How a digital signature works

Thursday, 12 August 2004, 8:56 AM EST

A technology called public key cryptography makes it possible for you to make sure that the publisher of any piece of software that claims to be from Microsoft (MSFT) or any other publisher really came from there. It has the added benefit of insuring that the contents weren't maliciously altered or damaged in transmission. Here's how it works.

The publisher first has to obtain a digital certificate from a recognized "certificate authority" or CA [VeriSign (VRSN) is the largest and best known CA in the U.S.]. The publisher receives a private and a public key, each of which is a long number of about 300 digits. These are used to create a digital signature for each program.

By Stephen H. Wildstrom at MSNBC.

[ Read more ]




Spotlight

USBdriveby: Compromising computers with a $20 microcontroller

Posted on 19 December 2014.  |  Security researcher Samy Kamkar has devised a fast and easy way to compromise an unlocked computer and open a backdoor on it: a simple and cheap ($20) pre-programmed Teensy microcontroller.


Weekly newsletter

Reading our newsletter every Monday will keep you up-to-date with security news.
  



Daily digest

Receive a daily digest of the latest security news.
  
DON'T
MISS

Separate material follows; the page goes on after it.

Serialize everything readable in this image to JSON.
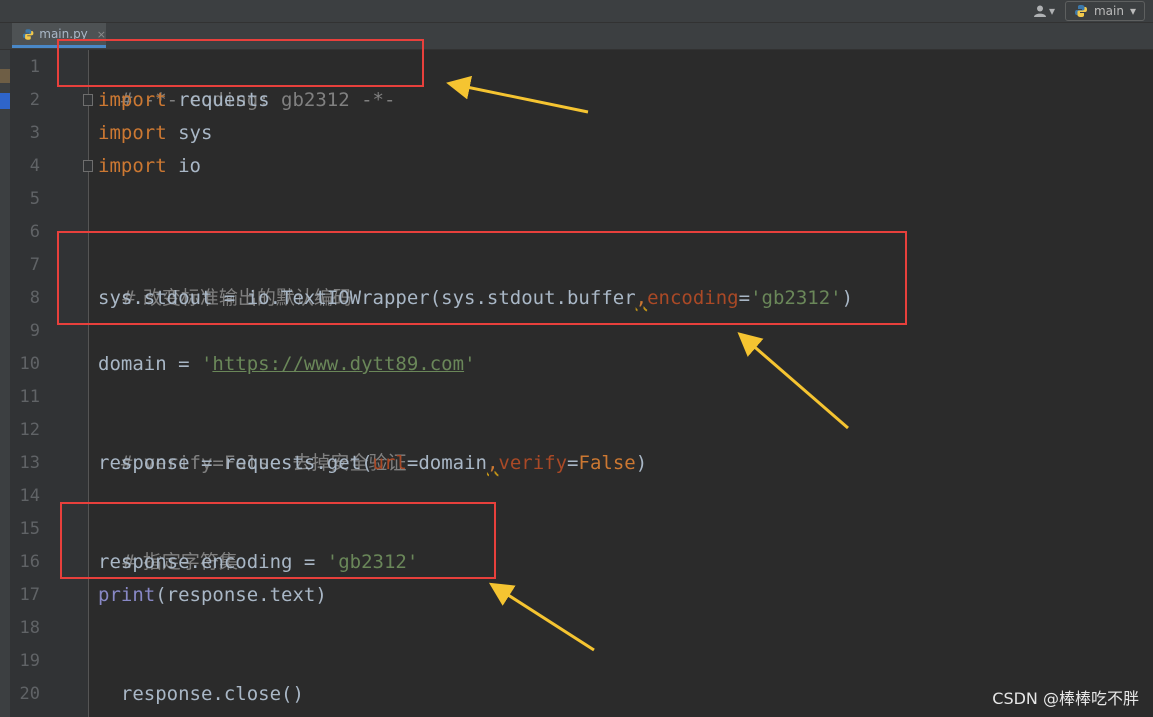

Fri, Dec 19th
    COPYRIGHT 1998-2014 BY HELP NET SECURITY.   // READ OUR PRIVACY POLICY // ABOUT US // ADVERTISE //